→ **To do**
Would you repeat all the lines below, exactly as they stand?

::::::::::

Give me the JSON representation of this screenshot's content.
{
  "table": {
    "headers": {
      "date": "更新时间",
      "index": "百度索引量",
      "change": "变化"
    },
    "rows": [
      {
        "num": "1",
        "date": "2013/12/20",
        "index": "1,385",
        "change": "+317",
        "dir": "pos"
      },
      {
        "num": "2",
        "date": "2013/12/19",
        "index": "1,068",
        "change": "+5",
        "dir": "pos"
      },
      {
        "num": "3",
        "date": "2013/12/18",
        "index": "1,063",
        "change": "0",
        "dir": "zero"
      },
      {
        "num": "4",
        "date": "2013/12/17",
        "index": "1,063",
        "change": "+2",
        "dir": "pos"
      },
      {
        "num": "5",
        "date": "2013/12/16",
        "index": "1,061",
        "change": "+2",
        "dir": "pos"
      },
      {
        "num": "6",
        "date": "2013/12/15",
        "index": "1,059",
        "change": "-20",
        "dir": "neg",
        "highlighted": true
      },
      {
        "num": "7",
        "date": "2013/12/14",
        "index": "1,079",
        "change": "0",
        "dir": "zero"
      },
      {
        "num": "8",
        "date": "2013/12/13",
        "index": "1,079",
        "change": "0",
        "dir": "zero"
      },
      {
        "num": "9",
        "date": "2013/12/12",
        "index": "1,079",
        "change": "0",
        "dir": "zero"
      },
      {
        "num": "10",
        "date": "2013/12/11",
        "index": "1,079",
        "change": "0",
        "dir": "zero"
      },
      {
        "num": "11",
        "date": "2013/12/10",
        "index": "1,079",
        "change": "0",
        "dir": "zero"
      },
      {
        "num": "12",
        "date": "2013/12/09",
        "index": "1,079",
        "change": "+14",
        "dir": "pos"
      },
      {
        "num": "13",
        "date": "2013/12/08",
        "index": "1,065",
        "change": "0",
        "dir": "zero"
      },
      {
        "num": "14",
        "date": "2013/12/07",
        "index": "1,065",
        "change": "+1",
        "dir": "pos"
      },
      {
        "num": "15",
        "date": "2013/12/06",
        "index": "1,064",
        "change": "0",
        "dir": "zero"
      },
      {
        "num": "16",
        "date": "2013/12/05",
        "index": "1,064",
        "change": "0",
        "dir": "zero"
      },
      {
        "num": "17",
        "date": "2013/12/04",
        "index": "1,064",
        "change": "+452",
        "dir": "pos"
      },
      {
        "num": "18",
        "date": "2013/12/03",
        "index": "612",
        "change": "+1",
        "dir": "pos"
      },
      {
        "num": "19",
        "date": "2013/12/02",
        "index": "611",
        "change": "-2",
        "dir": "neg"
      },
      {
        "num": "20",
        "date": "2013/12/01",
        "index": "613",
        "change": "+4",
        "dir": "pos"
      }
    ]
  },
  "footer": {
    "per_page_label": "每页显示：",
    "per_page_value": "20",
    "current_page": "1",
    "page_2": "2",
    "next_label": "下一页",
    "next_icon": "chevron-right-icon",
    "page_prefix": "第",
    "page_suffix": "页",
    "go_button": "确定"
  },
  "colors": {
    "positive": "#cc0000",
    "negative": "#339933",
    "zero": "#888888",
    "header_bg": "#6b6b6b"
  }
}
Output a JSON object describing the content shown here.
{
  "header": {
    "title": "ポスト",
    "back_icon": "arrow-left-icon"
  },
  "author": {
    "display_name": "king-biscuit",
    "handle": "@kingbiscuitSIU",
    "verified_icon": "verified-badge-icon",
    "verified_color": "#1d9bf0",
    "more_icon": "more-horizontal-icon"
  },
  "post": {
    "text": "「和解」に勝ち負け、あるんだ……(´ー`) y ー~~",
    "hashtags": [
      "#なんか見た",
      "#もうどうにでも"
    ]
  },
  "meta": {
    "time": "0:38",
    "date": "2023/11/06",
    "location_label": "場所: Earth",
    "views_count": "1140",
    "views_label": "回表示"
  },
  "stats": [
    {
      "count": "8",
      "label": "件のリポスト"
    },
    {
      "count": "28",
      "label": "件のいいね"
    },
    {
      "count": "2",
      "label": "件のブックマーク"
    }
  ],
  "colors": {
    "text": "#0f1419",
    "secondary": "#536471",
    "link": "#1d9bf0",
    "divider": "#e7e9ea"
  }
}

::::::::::

→ **Exercise answer**
Give me the JSON representation of this screenshot's content.
{
  "table": {
    "headers": {
      "date": "更新时间",
      "index": "百度索引量",
      "change": "变化"
    },
    "rows": [
      {
        "num": "1",
        "date": "2013/12/20",
        "index": "1,385",
        "change": "+317",
        "dir": "pos"
      },
      {
        "num": "2",
        "date": "2013/12/19",
        "index": "1,068",
        "change": "+5",
        "dir": "pos"
      },
      {
        "num": "3",
        "date": "2013/12/18",
        "index": "1,063",
        "change": "0",
        "dir": "zero"
      },
      {
        "num": "4",
        "date": "2013/12/17",
        "index": "1,063",
        "change": "+2",
        "dir": "pos"
      },
      {
        "num": "5",
        "date": "2013/12/16",
        "index": "1,061",
        "change": "+2",
        "dir": "pos"
      },
      {
        "num": "6",
        "date": "2013/12/15",
        "index": "1,059",
        "change": "-20",
        "dir": "neg",
        "highlighted": true
      },
      {
        "num": "7",
        "date": "2013/12/14",
        "index": "1,079",
        "change": "0",
        "dir": "zero"
      },
      {
        "num": "8",
        "date": "2013/12/13",
        "index": "1,079",
        "change": "0",
        "dir": "zero"
      },
      {
        "num": "9",
        "date": "2013/12/12",
        "index": "1,079",
        "change": "0",
        "dir": "zero"
      },
      {
        "num": "10",
        "date": "2013/12/11",
        "index": "1,079",
        "change": "0",
        "dir": "zero"
      },
      {
        "num": "11",
        "date": "2013/12/10",
        "index": "1,079",
        "change": "0",
        "dir": "zero"
      },
      {
        "num": "12",
        "date": "2013/12/09",
        "index": "1,079",
        "change": "+14",
        "dir": "pos"
      },
      {
        "num": "13",
        "date": "2013/12/08",
        "index": "1,065",
        "change": "0",
        "dir": "zero"
      },
      {
        "num": "14",
        "date": "2013/12/07",
        "index": "1,065",
        "change": "+1",
        "dir": "pos"
      },
      {
        "num": "15",
        "date": "2013/12/06",
        "index": "1,064",
        "change": "0",
        "dir": "zero"
      },
      {
        "num": "16",
        "date": "2013/12/05",
        "index": "1,064",
        "change": "0",
        "dir": "zero"
      },
      {
        "num": "17",
        "date": "2013/12/04",
        "index": "1,064",
        "change": "+452",
        "dir": "pos"
      },
      {
        "num": "18",
        "date": "2013/12/03",
        "index": "612",
        "change": "+1",
        "dir": "pos"
      },
      {
        "num": "19",
        "date": "2013/12/02",
        "index": "611",
        "change": "-2",
        "dir": "neg"
      },
      {
        "num": "20",
        "date": "2013/12/01",
        "index": "613",
        "change": "+4",
        "dir": "pos"
      }
    ]
  },
  "footer": {
    "per_page_label": "每页显示：",
    "per_page_value": "20",
    "current_page": "1",
    "page_2": "2",
    "next_label": "下一页",
    "next_icon": "chevron-right-icon",
    "page_prefix": "第",
    "page_suffix": "页",
    "go_button": "确定"
  },
  "colors": {
    "positive": "#cc0000",
    "negative": "#339933",
    "zero": "#888888",
    "header_bg": "#6b6b6b"
  }
}
Output a JSON object describing the content shown here.
{
  "header": {
    "title": "ポスト",
    "back_icon": "arrow-left-icon"
  },
  "author": {
    "display_name": "king-biscuit",
    "handle": "@kingbiscuitSIU",
    "verified_icon": "verified-badge-icon",
    "verified_color": "#1d9bf0",
    "more_icon": "more-horizontal-icon"
  },
  "post": {
    "text": "「和解」に勝ち負け、あるんだ……(´ー`) y ー~~",
    "hashtags": [
      "#なんか見た",
      "#もうどうにでも"
    ]
  },
  "meta": {
    "time": "0:38",
    "date": "2023/11/06",
    "location_label": "場所: Earth",
    "views_count": "1140",
    "views_label": "回表示"
  },
  "stats": [
    {
      "count": "8",
      "label": "件のリポスト"
    },
    {
      "count": "28",
      "label": "件のいいね"
    },
    {
      "count": "2",
      "label": "件のブックマーク"
    }
  ],
  "colors": {
    "text": "#0f1419",
    "secondary": "#536471",
    "link": "#1d9bf0",
    "divider": "#e7e9ea"
  }
}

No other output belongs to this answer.